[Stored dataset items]
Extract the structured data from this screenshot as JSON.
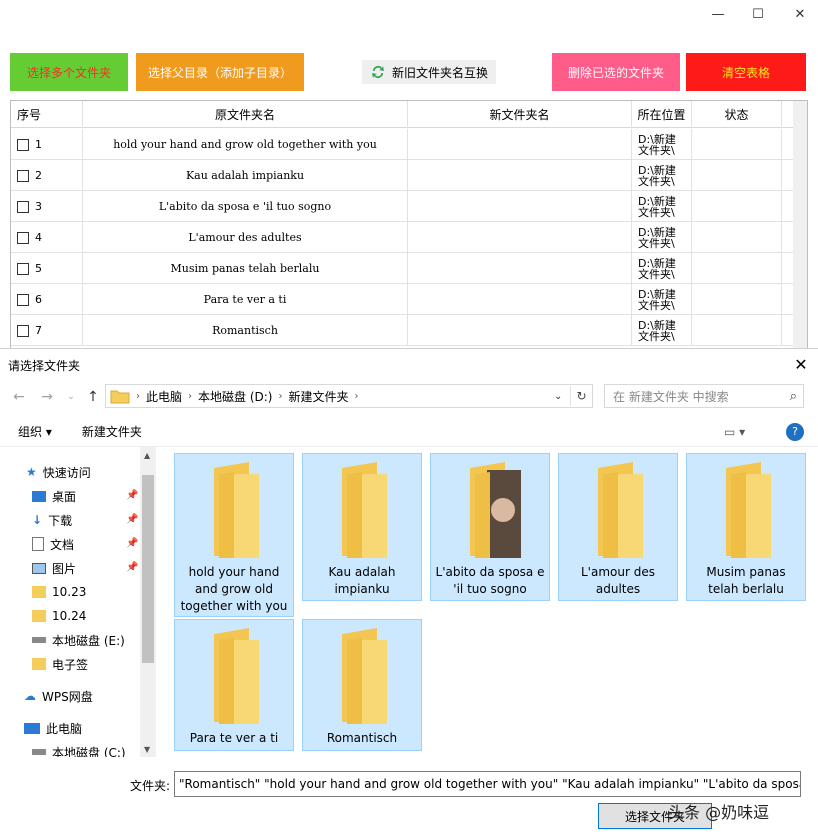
{
  "window": {
    "min": "—",
    "max": "☐",
    "close": "✕"
  },
  "toolbar": {
    "select_multi": "选择多个文件夹",
    "select_parent": "选择父目录（添加子目录）",
    "swap": "新旧文件夹名互换",
    "delete_selected": "删除已选的文件夹",
    "clear_table": "清空表格"
  },
  "colors": {
    "green": "#66cc33",
    "orange": "#f09a1e",
    "pink": "#ff5c8a",
    "red": "#ff1a1a",
    "accent": "#0078d7",
    "tile": "#cce8ff"
  },
  "table": {
    "headers": [
      "序号",
      "原文件夹名",
      "新文件夹名",
      "所在位置",
      "状态"
    ],
    "rows": [
      {
        "n": "1",
        "name": "hold your hand and grow old together with you",
        "loc1": "D:\\新建",
        "loc2": "文件夹\\"
      },
      {
        "n": "2",
        "name": "Kau adalah impianku",
        "loc1": "D:\\新建",
        "loc2": "文件夹\\"
      },
      {
        "n": "3",
        "name": "L'abito da sposa e 'il tuo sogno",
        "loc1": "D:\\新建",
        "loc2": "文件夹\\"
      },
      {
        "n": "4",
        "name": "L'amour des adultes",
        "loc1": "D:\\新建",
        "loc2": "文件夹\\"
      },
      {
        "n": "5",
        "name": "Musim panas telah berlalu",
        "loc1": "D:\\新建",
        "loc2": "文件夹\\"
      },
      {
        "n": "6",
        "name": "Para te ver a ti",
        "loc1": "D:\\新建",
        "loc2": "文件夹\\"
      },
      {
        "n": "7",
        "name": "Romantisch",
        "loc1": "D:\\新建",
        "loc2": "文件夹\\"
      }
    ]
  },
  "dialog": {
    "title": "请选择文件夹",
    "breadcrumb": [
      "此电脑",
      "本地磁盘 (D:)",
      "新建文件夹"
    ],
    "search_placeholder": "在 新建文件夹 中搜索",
    "organize": "组织",
    "new_folder": "新建文件夹",
    "nav": [
      "快速访问",
      "桌面",
      "下载",
      "文档",
      "图片",
      "10.23",
      "10.24",
      "本地磁盘 (E:)",
      "电子签",
      "WPS网盘",
      "此电脑",
      "本地磁盘 (C:)"
    ],
    "folders": [
      "hold your hand and grow old together with you",
      "Kau adalah impianku",
      "L'abito da sposa e 'il tuo sogno",
      "L'amour des adultes",
      "Musim panas telah berlalu",
      "Para te ver a ti",
      "Romantisch"
    ],
    "filename_label": "文件夹:",
    "filename_value": "\"Romantisch\" \"hold your hand and grow old together with you\" \"Kau adalah impianku\" \"L'abito da sposa e 'il tuo sogno\"",
    "select_button": "选择文件夹",
    "watermark": "头条 @奶味逗"
  }
}
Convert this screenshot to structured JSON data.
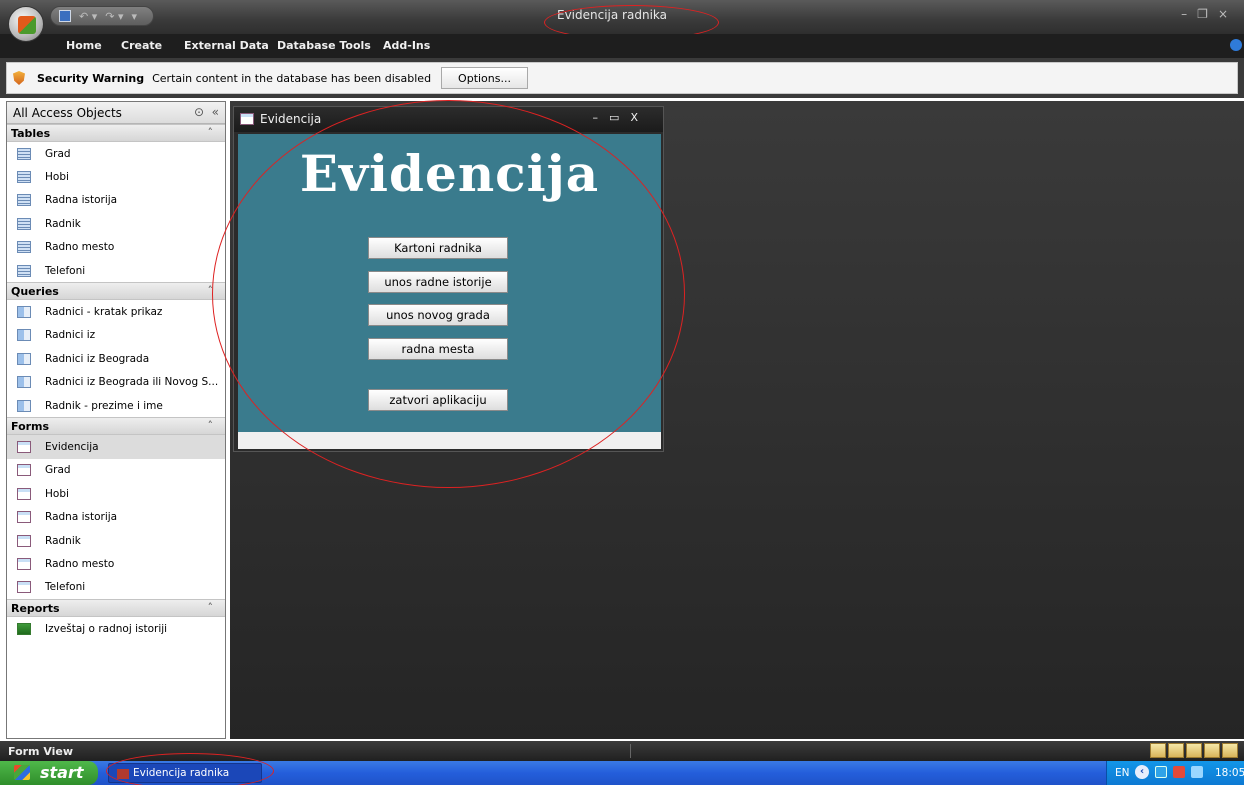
{
  "app": {
    "window_title": "Evidencija radnika"
  },
  "ribbon": {
    "tabs": [
      "Home",
      "Create",
      "External Data",
      "Database Tools",
      "Add-Ins"
    ]
  },
  "security_bar": {
    "title": "Security Warning",
    "message": "Certain content in the database has been disabled",
    "options_label": "Options..."
  },
  "nav": {
    "header": "All Access Objects",
    "groups": [
      {
        "name": "Tables",
        "icon": "table-icon",
        "items": [
          "Grad",
          "Hobi",
          "Radna istorija",
          "Radnik",
          "Radno mesto",
          "Telefoni"
        ]
      },
      {
        "name": "Queries",
        "icon": "query-icon",
        "items": [
          "Radnici - kratak prikaz",
          "Radnici iz",
          "Radnici iz Beograda",
          "Radnici iz Beograda ili Novog S...",
          "Radnik - prezime i ime"
        ]
      },
      {
        "name": "Forms",
        "icon": "form-icon",
        "items": [
          "Evidencija",
          "Grad",
          "Hobi",
          "Radna istorija",
          "Radnik",
          "Radno mesto",
          "Telefoni"
        ],
        "selected": "Evidencija"
      },
      {
        "name": "Reports",
        "icon": "report-icon",
        "items": [
          "Izveštaj o radnoj istoriji"
        ]
      }
    ]
  },
  "form": {
    "window_title": "Evidencija",
    "heading": "Evidencija",
    "buttons": [
      "Kartoni radnika",
      "unos radne istorije",
      "unos novog grada",
      "radna mesta",
      "zatvori aplikaciju"
    ]
  },
  "statusbar": {
    "text": "Form View"
  },
  "taskbar": {
    "start_label": "start",
    "task_item": "Evidencija radnika",
    "language": "EN",
    "clock": "18:05"
  },
  "colors": {
    "form_background": "#3a7b8d",
    "annotation_ring": "#dd2222",
    "taskbar": "#245edb"
  }
}
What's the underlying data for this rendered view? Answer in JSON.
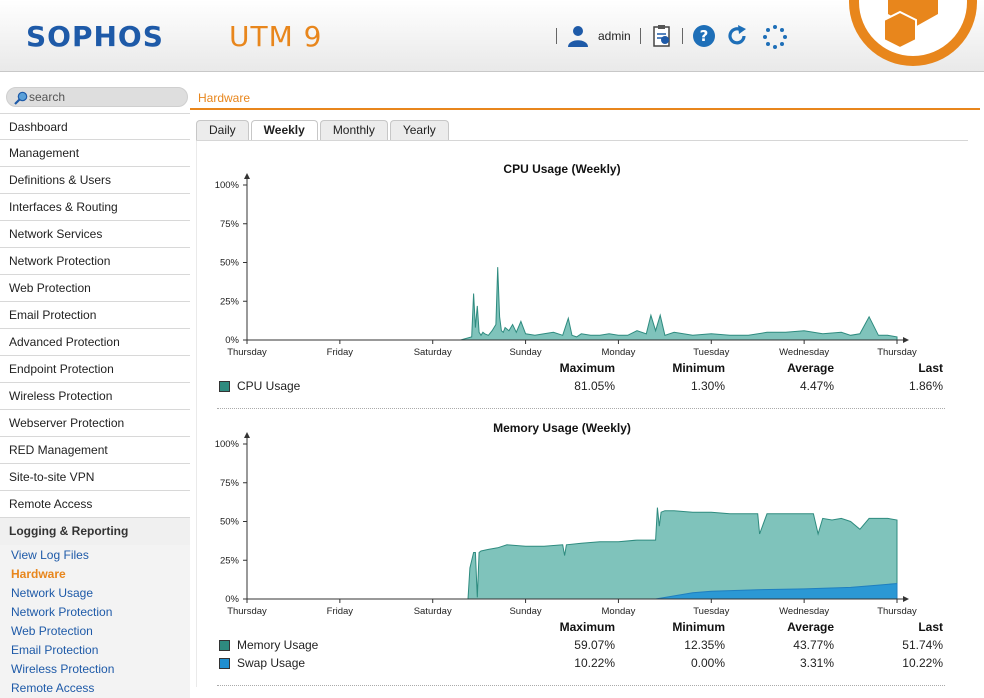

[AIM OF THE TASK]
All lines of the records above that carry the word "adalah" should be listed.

[THE COMPLETED TASK]
        "name": "Kau adalah impianku",
      "Kau adalah impianku",
    "filename_value": "\"Romantisch\" \"hold your hand and grow old together with you\" \"Kau adalah impianku\" \"L'abito da sposa e 'il tuo sogno\"",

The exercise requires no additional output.